Al Intithar focuses on the daily life of a young widow from Homs and her three children; it is through her that Rizzi examines the camp’s collective existence, despite desperate conditions. The women perform the usual caretaking, cooking, and cleaning; they maintain relationships and even arrange marriages via cell phone with families who have remained in Syria. The men, feeling useless, are troubled and want to get out and fight. In the outdoor shots, Rizzi gives these people an almost monumental dignity amid the dusty whiteness of their surroundings, while in the close-ups of interiors, he discreetly approaches a world characterized by renunciation and sacrifice but also affection and bonds.

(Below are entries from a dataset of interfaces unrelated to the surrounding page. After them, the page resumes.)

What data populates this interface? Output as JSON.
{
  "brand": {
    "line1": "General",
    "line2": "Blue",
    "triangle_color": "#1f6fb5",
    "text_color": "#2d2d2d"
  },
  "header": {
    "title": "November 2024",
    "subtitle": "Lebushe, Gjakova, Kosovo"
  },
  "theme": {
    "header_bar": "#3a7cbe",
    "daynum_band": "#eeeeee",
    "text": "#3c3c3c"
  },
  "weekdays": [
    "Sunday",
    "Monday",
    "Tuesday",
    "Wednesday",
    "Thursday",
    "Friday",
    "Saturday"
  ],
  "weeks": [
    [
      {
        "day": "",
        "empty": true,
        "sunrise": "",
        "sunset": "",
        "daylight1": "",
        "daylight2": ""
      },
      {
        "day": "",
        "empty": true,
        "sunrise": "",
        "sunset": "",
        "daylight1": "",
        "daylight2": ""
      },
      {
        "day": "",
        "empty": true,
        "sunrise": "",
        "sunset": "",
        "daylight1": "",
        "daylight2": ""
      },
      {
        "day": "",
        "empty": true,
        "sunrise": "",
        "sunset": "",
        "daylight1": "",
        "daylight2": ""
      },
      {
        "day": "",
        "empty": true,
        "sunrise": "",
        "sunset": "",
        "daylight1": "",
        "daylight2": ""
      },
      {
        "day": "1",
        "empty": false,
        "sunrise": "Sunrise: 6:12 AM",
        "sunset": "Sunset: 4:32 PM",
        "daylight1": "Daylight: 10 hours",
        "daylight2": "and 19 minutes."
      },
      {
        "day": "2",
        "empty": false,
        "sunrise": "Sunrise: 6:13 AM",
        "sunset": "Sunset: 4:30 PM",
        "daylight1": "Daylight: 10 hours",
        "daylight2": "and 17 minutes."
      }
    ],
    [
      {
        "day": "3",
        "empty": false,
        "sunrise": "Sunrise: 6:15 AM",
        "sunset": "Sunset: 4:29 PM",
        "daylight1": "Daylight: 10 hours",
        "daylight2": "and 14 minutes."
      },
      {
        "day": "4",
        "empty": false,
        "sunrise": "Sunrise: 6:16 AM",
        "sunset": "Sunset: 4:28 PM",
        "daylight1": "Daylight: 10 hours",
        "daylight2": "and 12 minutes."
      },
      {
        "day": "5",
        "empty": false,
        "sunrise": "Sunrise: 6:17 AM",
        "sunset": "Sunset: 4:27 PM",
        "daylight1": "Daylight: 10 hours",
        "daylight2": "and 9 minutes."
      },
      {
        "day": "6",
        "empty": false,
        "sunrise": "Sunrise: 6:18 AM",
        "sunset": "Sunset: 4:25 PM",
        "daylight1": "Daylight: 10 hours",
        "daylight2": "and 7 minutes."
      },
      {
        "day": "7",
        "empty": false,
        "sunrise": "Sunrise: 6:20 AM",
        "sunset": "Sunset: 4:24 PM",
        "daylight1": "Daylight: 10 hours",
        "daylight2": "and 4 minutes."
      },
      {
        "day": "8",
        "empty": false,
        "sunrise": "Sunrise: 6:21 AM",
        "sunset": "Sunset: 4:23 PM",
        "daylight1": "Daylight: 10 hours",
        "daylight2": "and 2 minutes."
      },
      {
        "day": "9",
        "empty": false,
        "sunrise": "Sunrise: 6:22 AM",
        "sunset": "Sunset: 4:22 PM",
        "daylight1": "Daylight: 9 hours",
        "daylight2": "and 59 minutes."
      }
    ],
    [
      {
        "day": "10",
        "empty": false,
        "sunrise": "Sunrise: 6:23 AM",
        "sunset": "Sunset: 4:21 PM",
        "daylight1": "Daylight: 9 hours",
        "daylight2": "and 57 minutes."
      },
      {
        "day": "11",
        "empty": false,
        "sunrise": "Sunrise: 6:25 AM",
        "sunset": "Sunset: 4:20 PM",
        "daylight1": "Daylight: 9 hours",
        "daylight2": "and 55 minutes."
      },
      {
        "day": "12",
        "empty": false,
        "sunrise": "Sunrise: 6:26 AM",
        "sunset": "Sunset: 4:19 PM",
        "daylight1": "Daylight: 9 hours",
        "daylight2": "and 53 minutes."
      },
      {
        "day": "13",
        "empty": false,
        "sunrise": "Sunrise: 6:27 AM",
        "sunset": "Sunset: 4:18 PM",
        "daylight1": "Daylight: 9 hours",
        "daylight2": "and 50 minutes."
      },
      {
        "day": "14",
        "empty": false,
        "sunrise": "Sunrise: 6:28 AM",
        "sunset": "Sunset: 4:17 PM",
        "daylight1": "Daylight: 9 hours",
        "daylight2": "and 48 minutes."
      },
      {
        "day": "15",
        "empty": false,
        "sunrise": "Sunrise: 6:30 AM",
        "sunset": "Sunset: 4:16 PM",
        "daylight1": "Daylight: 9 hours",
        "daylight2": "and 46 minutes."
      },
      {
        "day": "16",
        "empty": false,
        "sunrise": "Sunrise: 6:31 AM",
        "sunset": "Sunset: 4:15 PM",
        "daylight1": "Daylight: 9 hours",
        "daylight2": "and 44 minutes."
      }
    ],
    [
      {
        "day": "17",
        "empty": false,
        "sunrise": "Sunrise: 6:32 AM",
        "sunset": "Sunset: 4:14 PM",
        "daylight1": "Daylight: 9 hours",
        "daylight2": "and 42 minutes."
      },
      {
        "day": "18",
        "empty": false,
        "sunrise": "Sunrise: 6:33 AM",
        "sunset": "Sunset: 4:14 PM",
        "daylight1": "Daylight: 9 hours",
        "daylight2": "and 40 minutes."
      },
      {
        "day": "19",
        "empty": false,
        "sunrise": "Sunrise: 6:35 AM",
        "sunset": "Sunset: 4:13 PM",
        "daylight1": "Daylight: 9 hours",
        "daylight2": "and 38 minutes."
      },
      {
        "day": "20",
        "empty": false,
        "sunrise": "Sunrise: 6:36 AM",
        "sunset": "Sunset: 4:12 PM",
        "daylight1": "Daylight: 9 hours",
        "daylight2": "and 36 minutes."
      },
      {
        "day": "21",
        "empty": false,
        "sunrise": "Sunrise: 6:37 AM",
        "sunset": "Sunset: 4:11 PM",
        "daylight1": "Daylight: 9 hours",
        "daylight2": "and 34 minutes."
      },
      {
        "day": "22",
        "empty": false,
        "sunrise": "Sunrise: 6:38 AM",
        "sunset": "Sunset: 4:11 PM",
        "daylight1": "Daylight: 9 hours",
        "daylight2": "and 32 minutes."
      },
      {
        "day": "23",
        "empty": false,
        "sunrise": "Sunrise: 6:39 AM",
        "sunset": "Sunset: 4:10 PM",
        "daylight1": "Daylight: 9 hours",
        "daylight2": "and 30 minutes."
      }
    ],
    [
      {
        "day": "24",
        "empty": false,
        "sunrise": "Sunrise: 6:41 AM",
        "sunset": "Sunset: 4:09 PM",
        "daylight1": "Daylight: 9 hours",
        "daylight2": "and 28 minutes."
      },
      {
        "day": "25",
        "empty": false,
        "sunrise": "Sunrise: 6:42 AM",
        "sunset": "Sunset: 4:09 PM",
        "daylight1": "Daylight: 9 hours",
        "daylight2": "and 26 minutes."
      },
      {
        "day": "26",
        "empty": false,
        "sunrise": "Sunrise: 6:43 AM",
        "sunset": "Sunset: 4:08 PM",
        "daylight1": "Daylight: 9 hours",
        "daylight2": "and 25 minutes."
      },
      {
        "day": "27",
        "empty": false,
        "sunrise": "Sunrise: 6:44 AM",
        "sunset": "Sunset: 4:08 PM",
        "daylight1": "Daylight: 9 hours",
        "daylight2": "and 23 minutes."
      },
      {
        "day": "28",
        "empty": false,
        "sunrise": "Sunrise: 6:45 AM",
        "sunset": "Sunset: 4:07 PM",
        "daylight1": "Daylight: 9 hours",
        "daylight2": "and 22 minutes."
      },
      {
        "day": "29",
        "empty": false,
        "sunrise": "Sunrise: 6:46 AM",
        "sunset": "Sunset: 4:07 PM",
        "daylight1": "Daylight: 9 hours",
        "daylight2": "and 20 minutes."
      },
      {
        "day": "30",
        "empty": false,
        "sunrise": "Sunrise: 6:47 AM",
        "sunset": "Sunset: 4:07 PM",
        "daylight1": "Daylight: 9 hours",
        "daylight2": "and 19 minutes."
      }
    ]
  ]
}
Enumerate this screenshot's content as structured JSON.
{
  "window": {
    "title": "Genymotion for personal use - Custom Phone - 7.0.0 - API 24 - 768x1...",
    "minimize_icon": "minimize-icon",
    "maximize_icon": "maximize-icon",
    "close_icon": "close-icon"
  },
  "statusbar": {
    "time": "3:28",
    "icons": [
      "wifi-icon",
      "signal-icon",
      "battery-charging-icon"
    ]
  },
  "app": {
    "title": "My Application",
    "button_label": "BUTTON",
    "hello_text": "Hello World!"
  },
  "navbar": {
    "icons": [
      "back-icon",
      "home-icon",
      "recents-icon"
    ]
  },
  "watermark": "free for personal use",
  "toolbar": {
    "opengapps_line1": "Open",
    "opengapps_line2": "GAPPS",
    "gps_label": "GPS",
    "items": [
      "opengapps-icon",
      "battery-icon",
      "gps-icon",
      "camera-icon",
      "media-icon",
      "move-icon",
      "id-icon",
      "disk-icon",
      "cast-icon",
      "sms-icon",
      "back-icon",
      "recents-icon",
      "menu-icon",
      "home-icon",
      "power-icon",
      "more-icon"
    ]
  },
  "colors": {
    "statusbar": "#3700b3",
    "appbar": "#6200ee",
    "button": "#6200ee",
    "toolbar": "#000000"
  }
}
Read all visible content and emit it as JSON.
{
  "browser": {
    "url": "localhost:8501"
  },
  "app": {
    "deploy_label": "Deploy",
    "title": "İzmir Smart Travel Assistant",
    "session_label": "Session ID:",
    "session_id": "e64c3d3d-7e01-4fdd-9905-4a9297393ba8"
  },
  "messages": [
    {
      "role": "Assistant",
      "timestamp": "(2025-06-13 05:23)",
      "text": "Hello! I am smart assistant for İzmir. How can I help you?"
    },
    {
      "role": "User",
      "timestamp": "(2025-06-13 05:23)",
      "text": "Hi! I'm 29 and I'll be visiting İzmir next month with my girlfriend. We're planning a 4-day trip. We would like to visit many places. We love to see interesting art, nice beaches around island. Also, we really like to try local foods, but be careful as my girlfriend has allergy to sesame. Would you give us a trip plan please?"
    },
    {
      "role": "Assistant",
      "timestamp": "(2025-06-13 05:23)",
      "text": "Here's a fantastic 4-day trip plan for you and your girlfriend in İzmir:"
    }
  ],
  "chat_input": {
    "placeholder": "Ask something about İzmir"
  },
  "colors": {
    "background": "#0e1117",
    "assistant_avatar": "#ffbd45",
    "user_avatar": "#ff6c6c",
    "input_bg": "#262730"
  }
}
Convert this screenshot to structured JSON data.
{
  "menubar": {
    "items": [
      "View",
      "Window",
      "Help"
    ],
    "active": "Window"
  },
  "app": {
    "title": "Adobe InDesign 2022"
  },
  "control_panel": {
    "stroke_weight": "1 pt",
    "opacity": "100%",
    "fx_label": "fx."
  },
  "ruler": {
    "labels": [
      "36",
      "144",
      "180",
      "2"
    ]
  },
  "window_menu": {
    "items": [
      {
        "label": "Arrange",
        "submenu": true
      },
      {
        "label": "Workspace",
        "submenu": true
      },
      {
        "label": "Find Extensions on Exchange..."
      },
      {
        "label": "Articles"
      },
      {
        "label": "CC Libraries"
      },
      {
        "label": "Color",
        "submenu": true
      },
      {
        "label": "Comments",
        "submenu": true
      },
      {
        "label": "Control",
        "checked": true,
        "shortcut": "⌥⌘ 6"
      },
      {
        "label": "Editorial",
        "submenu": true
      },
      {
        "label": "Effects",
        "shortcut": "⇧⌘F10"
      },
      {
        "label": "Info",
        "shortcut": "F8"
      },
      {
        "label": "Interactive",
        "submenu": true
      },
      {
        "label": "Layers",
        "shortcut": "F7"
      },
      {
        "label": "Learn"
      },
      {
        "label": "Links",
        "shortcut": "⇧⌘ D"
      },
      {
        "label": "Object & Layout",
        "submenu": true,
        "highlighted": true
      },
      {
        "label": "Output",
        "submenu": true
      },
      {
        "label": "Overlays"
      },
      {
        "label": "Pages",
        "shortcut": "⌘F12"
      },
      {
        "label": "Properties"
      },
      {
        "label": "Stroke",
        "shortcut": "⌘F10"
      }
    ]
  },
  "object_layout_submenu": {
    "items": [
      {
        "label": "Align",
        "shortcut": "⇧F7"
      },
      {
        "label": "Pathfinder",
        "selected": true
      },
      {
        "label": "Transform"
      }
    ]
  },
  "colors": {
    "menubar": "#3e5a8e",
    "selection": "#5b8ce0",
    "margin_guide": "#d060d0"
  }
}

Choosing a nonlinear narration style and allowing personalities to emerge from conversations and relationships, Rizzi conveys a state of mind that the refugees share: the maintenance of the family core as a foundation of identity that enables survival amid displacement. Bearing witness to how the concepts of belonging and home can be affirmed where boundaries have been annulled or redrawn by wars, Rizzi, with his empathic gaze, observes the birth of a new social model of coexistence—the cosmopolises of the refugee camps—from which a new generation is emerging that will lay claim to the history of its native land.

Translated from Italian by Marguerite Shore.